The two claimant brothers were former relevant children for the purposes of sections 23B and 23C of the Children Act 1989 i.e. they were over eighteen and (a) had been looked after by the local authority up until their 18th birthday or (b) they had been looked after by the local authority for a prescribed period when they were 16 and/or 17. They wanted to go to university, but were ineligible for student loans because they were not British citizens (although they had discretionary leave to remain in the UK). They asked the local authority to assist under section 23C of the Children Act 1989, which included provision that the local authority had a duty to give them assistance by making a grant to enable them to meet expenses connected to their education, to the extent that their educational needs required it.
The local authority refused to assist the brothers, arguing that it had a discretion to assist but that, in any event, it only had a power to assist with expenses connected with education and this did not include a student loan. The Court rejected both of these arguments.
Mr Timothy Straker QC held that there was a duty on the local authority to make a grant to the extent that a former relevant child’s educational needs required it. Further, that grant could include tuition fees; a principal expense associated with education was the cost of tuition. The judge also rejected an argument that it was relevant that the local authority had limited resources.
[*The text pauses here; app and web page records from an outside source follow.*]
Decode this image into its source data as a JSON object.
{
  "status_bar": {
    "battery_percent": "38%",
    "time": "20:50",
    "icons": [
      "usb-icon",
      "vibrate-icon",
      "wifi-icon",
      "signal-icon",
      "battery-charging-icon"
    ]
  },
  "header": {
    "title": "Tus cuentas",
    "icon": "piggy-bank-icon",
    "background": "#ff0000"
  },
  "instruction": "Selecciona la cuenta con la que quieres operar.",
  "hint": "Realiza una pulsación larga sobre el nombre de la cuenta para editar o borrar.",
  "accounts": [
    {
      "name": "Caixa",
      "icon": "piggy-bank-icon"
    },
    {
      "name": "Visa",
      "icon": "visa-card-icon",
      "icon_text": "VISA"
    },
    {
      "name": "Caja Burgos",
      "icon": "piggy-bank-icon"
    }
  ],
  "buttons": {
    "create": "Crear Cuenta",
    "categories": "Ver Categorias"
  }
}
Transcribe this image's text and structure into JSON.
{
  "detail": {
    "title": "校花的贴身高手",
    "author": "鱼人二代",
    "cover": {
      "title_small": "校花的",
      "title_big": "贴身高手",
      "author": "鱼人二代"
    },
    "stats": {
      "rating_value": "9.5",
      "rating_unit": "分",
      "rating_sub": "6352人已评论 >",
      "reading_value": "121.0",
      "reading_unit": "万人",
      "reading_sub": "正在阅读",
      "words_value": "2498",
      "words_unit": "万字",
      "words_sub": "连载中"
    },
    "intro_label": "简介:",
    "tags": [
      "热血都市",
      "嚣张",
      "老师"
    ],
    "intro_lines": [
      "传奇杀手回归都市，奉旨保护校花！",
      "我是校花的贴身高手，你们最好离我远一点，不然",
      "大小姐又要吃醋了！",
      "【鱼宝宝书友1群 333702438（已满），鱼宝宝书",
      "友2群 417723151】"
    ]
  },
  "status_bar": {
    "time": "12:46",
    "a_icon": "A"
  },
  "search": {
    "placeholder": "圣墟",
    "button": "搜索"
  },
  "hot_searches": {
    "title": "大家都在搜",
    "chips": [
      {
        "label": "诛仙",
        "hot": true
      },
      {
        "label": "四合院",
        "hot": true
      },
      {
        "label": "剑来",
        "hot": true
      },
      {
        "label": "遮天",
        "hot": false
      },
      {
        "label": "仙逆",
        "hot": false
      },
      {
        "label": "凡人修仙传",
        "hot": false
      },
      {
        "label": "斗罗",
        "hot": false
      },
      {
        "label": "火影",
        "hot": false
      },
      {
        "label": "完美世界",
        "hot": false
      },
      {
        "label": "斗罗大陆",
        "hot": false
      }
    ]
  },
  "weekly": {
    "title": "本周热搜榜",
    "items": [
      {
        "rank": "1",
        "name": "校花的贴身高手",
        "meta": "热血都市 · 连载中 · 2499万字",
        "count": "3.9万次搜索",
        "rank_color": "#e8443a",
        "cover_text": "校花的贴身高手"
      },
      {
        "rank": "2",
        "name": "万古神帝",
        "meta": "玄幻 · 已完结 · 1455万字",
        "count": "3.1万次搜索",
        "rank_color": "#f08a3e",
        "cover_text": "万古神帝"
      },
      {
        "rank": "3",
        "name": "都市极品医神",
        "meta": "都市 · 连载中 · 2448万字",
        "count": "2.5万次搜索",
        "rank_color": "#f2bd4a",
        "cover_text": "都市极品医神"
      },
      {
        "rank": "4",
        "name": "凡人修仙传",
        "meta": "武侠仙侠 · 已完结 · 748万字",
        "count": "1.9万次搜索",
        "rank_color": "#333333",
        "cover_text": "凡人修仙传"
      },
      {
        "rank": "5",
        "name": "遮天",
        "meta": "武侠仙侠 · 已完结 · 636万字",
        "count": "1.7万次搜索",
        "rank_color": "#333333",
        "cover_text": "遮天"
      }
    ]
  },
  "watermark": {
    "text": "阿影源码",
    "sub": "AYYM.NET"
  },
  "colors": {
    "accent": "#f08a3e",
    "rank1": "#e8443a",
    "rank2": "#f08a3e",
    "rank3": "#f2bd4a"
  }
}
Having allowed the claim, he refused to make a mandatory order requiring the local authority to make a grant to the brothers. Instead, the decision was quashed and a fresh decision is to be made in light of the judgment, with the local authority deciding whether or not the brothers’ educational needs require the grant.
The judgment is not available as yet.
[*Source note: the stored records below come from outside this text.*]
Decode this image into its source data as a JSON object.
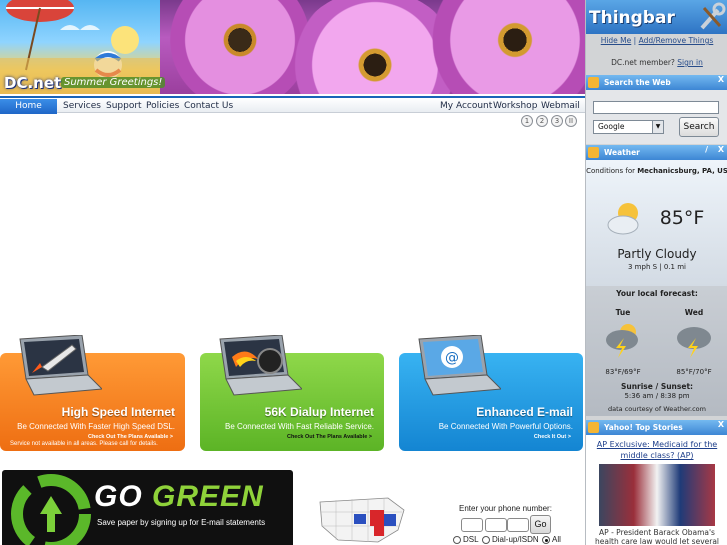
{
  "banner": {
    "logo": "DC.net",
    "greeting": "Summer Greetings!"
  },
  "nav": {
    "left": [
      "Home",
      "Services",
      "Support",
      "Policies",
      "Contact Us"
    ],
    "right": [
      "My Account",
      "Workshop",
      "Webmail"
    ]
  },
  "slider": {
    "dots": [
      "1",
      "2",
      "3",
      "II"
    ]
  },
  "promos": [
    {
      "title": "High Speed Internet",
      "tagline": "Be Connected With Faster High Speed DSL.",
      "link": "Check Out The Plans Available >",
      "note": "Service not available in all areas. Please call for details.",
      "color": "#f07a1a"
    },
    {
      "title": "56K Dialup Internet",
      "tagline": "Be Connected With Fast Reliable Service.",
      "link": "Check Out The Plans Available >",
      "color": "#6cc02c"
    },
    {
      "title": "Enhanced E-mail",
      "tagline": "Be Connected With Powerful Options.",
      "link": "Check It Out >",
      "color": "#1f9ae6"
    }
  ],
  "gogreen": {
    "word1": "GO",
    "word2": "GREEN",
    "subtitle": "Save paper by signing up for E-mail statements"
  },
  "lookup": {
    "label": "Enter your phone number:",
    "go": "Go",
    "options": [
      "DSL",
      "Dial-up/ISDN",
      "All"
    ],
    "selected": "All"
  },
  "thingbar": {
    "title": "Thingbar",
    "hide": "Hide Me",
    "add_remove": "Add/Remove Things",
    "member_prefix": "DC.net member?",
    "sign_in": "Sign in"
  },
  "search_panel": {
    "title": "Search the Web",
    "close": "X",
    "engine": "Google",
    "button": "Search"
  },
  "weather_panel": {
    "title": "Weather",
    "edit": "/",
    "close": "X",
    "conditions_prefix": "Conditions for",
    "location": "Mechanicsburg, PA, US",
    "temp": "85°F",
    "condition": "Partly Cloudy",
    "wind": "3 mph S | 0.1 mi",
    "forecast_label": "Your local forecast:",
    "days": [
      {
        "day": "Tue",
        "temps": "83°F/69°F"
      },
      {
        "day": "Wed",
        "temps": "85°F/70°F"
      }
    ],
    "sun_label": "Sunrise / Sunset:",
    "sun_times": "5:36 am / 8:38 pm",
    "credit": "data courtesy of Weather.com"
  },
  "news_panel": {
    "title": "Yahoo! Top Stories",
    "close": "X",
    "headline": "AP Exclusive: Medicaid for the middle class? (AP)",
    "caption": "AP - President Barack Obama's health care law would let several"
  }
}
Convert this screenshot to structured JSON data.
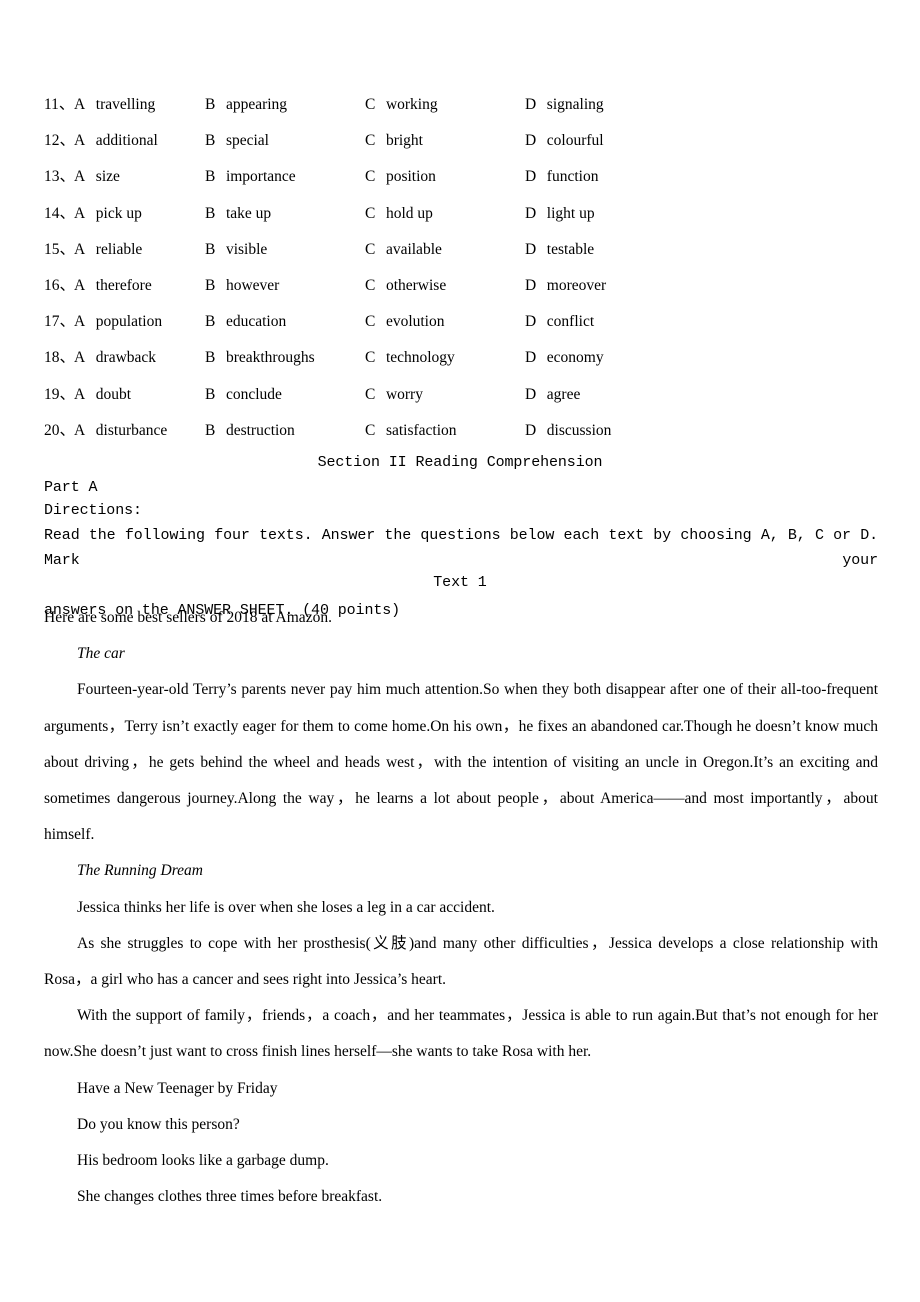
{
  "mcq": {
    "columns": [
      "A",
      "B",
      "C",
      "D"
    ],
    "rows": [
      {
        "number": "11、",
        "options": [
          "travelling",
          "appearing",
          "working",
          "signaling"
        ]
      },
      {
        "number": "12、",
        "options": [
          "additional",
          "special",
          "bright",
          "colourful"
        ]
      },
      {
        "number": "13、",
        "options": [
          "size",
          "importance",
          "position",
          "function"
        ]
      },
      {
        "number": "14、",
        "options": [
          "pick up",
          "take up",
          "hold up",
          "light up"
        ]
      },
      {
        "number": "15、",
        "options": [
          "reliable",
          "visible",
          "available",
          "testable"
        ]
      },
      {
        "number": "16、",
        "options": [
          "therefore",
          "however",
          "otherwise",
          "moreover"
        ]
      },
      {
        "number": "17、",
        "options": [
          "population",
          "education",
          "evolution",
          "conflict"
        ]
      },
      {
        "number": "18、",
        "options": [
          "drawback",
          "breakthroughs",
          "technology",
          "economy"
        ]
      },
      {
        "number": "19、",
        "options": [
          "doubt",
          "conclude",
          "worry",
          "agree"
        ]
      },
      {
        "number": "20、",
        "options": [
          "disturbance",
          "destruction",
          "satisfaction",
          "discussion"
        ]
      }
    ]
  },
  "section": {
    "heading": "Section II Reading Comprehension",
    "part_label": "Part A",
    "directions_label": "Directions:",
    "directions_line1": "Read the following four texts. Answer the questions below each text by choosing A, B, C or D. Mark your",
    "directions_line2": "answers on the ANSWER SHEET. (40 points)",
    "text_heading": "Text 1"
  },
  "passage": {
    "intro": "Here are some best sellers of 2018 at Amazon.",
    "book1_title": "The car",
    "book1_para": "Fourteen-year-old Terry’s parents never pay him much attention.So when they both disappear after one of their all-too-frequent arguments，Terry isn’t exactly eager for them to come home.On his own，he fixes an abandoned car.Though he doesn’t know much about driving，he gets behind the wheel and heads west，with the intention of visiting an uncle in Oregon.It’s an exciting and sometimes dangerous journey.Along the way，he learns a lot about people，about America——and most importantly，about himself.",
    "book2_title": "The Running Dream",
    "book2_para1": "Jessica thinks her life is over when she loses a leg in a car accident.",
    "book2_para2": "As she struggles to cope with her prosthesis(义肢)and many other difficulties，Jessica develops a close relationship with Rosa，a girl who has a cancer and sees right into Jessica’s heart.",
    "book2_para3": "With the support of family，friends，a coach，and her teammates，Jessica is able to run again.But that’s not enough for her now.She doesn’t just want to cross finish lines herself—she wants to take Rosa with her.",
    "book3_title": "Have a New Teenager by Friday",
    "book3_line1": "Do you know this person?",
    "book3_line2": "His bedroom looks like a garbage dump.",
    "book3_line3": "She changes clothes three times before breakfast."
  }
}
July 19th, 2011 by Rachel Kamm
Michael Gove has made a statement today covering a number of education funding topics. There are various decisions, one ‘minded to’ decision and three consultation exercises.
First, the decisions. On schools capital, there will be £500 million to help local authorities provide extra school places to meet the extra pressures caused by increased birth rates. It is announced that there will also be a new (privately financed) school rebuilding programme, targeting those schools in the worst condition; applications can be submitted in October. School building regulations will be pared down significantly with the intention of cutting both costs and red tape. The Government has said that it will carry out a condition survey of all school buildings so that funding can be better targeted and that it will also improve the design of schools to achieve better buildings and better value.
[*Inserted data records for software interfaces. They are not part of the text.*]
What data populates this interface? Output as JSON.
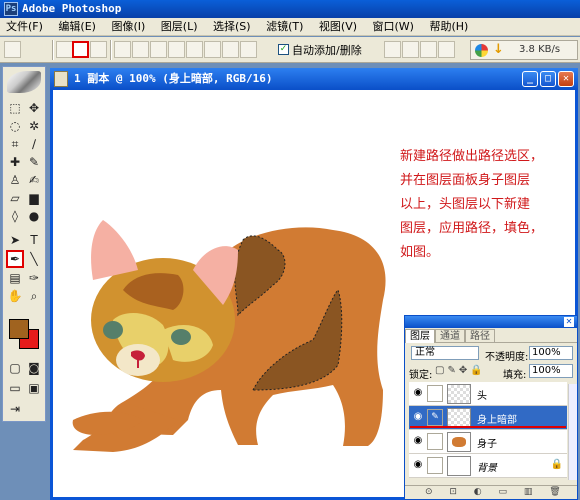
{
  "app": {
    "title": "Adobe Photoshop"
  },
  "menu": [
    "文件(F)",
    "编辑(E)",
    "图像(I)",
    "图层(L)",
    "选择(S)",
    "滤镜(T)",
    "视图(V)",
    "窗口(W)",
    "帮助(H)"
  ],
  "options": {
    "auto_add_delete_label": "自动添加/删除",
    "auto_add_delete_checked": "✓",
    "net_speed": "3.8 KB/s"
  },
  "document": {
    "title": "1 副本 @ 100% (身上暗部, RGB/16)",
    "instruction_lines": [
      "新建路径做出路径选区，",
      "并在图层面板身子图层",
      "以上，头图层以下新建",
      "图层，应用路径，填色，",
      "如图。"
    ]
  },
  "colors": {
    "foreground": "#a0631f",
    "background": "#e61b1b",
    "highlight": "#e00000",
    "selected_layer": "#316ac5"
  },
  "layers_panel": {
    "tabs": [
      "图层",
      "通道",
      "路径"
    ],
    "blend_mode": "正常",
    "opacity_label": "不透明度:",
    "opacity": "100%",
    "lock_label": "锁定:",
    "fill_label": "填充:",
    "fill": "100%",
    "layers": [
      {
        "name": "头",
        "selected": false,
        "icon": "eye-icon"
      },
      {
        "name": "身上暗部",
        "selected": true,
        "icon": "eye-icon"
      },
      {
        "name": "身子",
        "selected": false,
        "icon": "eye-icon"
      },
      {
        "name": "背景",
        "selected": false,
        "icon": "eye-icon",
        "locked": true
      }
    ]
  }
}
The ‘almost a decision’ is that “The Government is minded not to fund the [Building Schools for the Future] projects which were the subject of a judicial review earlier this year, subject to further representations from the authorities involved“.
The three consultation exercises are on:
1. The recommendations of Sebastian James’s review on school building – the recommendations will be broadly accepted subject to consultation on the details and implementation;
2. Proposals for a new, fairer and more transparent school funding system – the current funding scheme for maintained schools will continue in 2012-13; and
3. On LACSEG academy funding – the webpage for the consultation paper states that “The Secretary of State for Education, in consultation with the Secretary of State for Communities and Local Government, has agreed to reconsider the appropriate reduction to local authority funding to be made to reflect the transfer of central services from local authorities to academies and Free Schools. This consideration will apply to the transfers for both the 2011-12 and 2012-13 financial years. We want to ensure that academies and local authorities are funded fairly and we welcome the opportunity to seek views on this reconsideration from local authorities, the Local Government Association and London Councils.”
The accompanying letter to local authorities explains that there will also be an open consultation on the 16-19 funding formula and methodology in the coming months.